PAMPLONA, Spain — Thousands of revelers doused each other with wine Monday to celebrate the start of the famed San Fermin running of the bulls festival in this northern Spanish city.
The festival started with the traditional launching of a fireworks rocket — known as the "Chupinazo"— from the town hall balcony. The heaving crowd packed the square down below, jumping and screaming "Viva San Fermin!"
Most in the crowd waved red neckerchiefs, which along with white shirts and trousers form the traditional festival clothing.

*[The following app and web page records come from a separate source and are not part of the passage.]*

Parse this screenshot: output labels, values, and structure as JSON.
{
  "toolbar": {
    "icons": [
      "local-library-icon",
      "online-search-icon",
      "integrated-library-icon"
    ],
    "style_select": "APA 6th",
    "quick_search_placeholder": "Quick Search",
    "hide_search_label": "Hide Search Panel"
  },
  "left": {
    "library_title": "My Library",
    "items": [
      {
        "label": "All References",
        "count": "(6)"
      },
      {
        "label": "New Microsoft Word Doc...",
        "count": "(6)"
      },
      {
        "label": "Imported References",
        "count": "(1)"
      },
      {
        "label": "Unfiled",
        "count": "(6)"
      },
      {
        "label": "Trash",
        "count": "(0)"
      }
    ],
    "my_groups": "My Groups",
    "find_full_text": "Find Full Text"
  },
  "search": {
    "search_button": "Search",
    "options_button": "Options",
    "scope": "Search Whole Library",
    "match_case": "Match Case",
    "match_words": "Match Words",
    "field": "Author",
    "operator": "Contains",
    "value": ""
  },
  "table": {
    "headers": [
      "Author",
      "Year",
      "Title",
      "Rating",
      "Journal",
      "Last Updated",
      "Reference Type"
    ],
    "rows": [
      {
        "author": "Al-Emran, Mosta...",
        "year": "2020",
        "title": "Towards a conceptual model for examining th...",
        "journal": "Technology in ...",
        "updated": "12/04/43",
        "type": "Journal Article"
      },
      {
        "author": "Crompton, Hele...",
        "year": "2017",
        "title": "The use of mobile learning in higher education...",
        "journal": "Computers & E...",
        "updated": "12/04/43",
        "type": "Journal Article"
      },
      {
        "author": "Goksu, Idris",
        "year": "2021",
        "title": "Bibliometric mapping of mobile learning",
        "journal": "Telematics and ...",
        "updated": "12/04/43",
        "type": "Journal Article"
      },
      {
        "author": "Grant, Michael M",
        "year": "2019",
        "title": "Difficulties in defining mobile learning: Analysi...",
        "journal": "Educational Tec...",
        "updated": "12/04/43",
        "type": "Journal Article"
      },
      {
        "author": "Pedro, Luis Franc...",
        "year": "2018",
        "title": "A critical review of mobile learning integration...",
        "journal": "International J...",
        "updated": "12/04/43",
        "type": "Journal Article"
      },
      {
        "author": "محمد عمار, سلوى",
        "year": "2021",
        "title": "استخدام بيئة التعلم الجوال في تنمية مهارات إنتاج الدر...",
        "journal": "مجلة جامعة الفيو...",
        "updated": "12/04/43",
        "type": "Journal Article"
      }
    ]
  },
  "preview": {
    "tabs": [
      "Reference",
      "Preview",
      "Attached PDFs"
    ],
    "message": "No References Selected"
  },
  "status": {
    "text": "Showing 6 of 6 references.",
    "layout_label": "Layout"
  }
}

The Chupinazo takes place a day before the first of eight 8 a.m. bull runs. Thousands of people at the festival test their speed and bravery by racing ahead of six fighting bulls along a 930-yard (850-meter) course from a holding pen to the city's bull ring. The bulls are then killed by professional matadors in bullfights each afternoon.
The nine-day, street-partying fiesta was immortalized in Ernest Hemingway's 1926 novel "The Sun Also Rises" and attracts thousands of foreign tourists.
Bull runs, or "encierros," as they are called in Spanish, are a traditional part of summer festivals across Spain. Dozens are injured each year in the runs, most of them in falls.
Two men have died being gored by bulls in Spanish festivals in recent weeks — one Saturday in the eastern town of Grao de Castellon and another June 24 in the southwestern town of Coria.
Five Spaniards, two Australians and one American were gored in last year's festival in Pamplona. In all, 15 people have died from gorings in San Fermin since record-keeping began in 1924.
Giles contributed from Madrid.